Laws and CustomsPrepare "Four Kinds" in Sukkah
  Monday Tishrei 15 | October 1
Laws and CustomsEat in Sukkah
Laws and CustomsThe Ushpizin
Laws and CustomsThe "Four Kinds"
Laws and Customs"Water Drawing" Celebrations
Laws and CustomsLinks
  Tuesday Tishrei 16 | October 2
  Wednesday Tishrei 17 | October 3
Laws and CustomsChol Hamoed

The Parshah In A Nutshell
Parshat Ha'Azinu
The greater part of the Torah reading of Haazinu ("Listen In") consists of a 70-line " song" delivered by Moses to the people of Israel on the last day of his earthly life.

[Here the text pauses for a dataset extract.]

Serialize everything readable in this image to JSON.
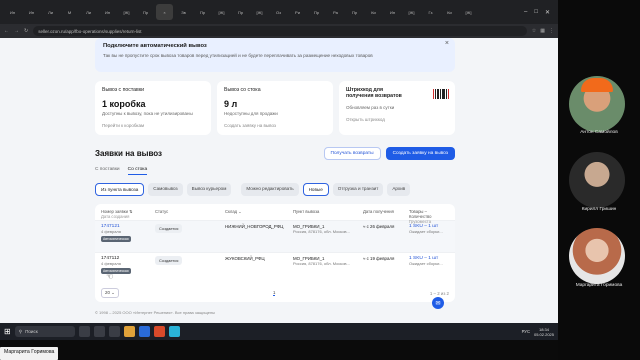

Calling heaven and earth as witnesses, Moses exhorts the people, " Remember the days of old / Consider the years of many generations / Ask your father, and he will recount it to you / Your elders, and they will tell you" how G‑d "found them in a desert land," made them a people, chose them as His own, and bequeathed them a bountiful land. The song also warns against the pitfalls of plenty-"Yeshurun grew fat and kicked / You have grown fat, thick and rotund / He forsook G‑d who made him / And spurned the Rock of his salvation"-and the terrible calamities that would result, which Moses describes as G‑d " hiding His face." Yet in the end, he promises, G‑d will avenge the blood of His servants, and be reconciled with His people and land.

The Parshah concludes with G‑d's instruction to Moses to ascend the summit of Mount Nebo, from which he will behold the Promised Land before dying on the mountain. "For you shall see the land opposite you; but you shall not go there, into the land which I give to the children of Israel."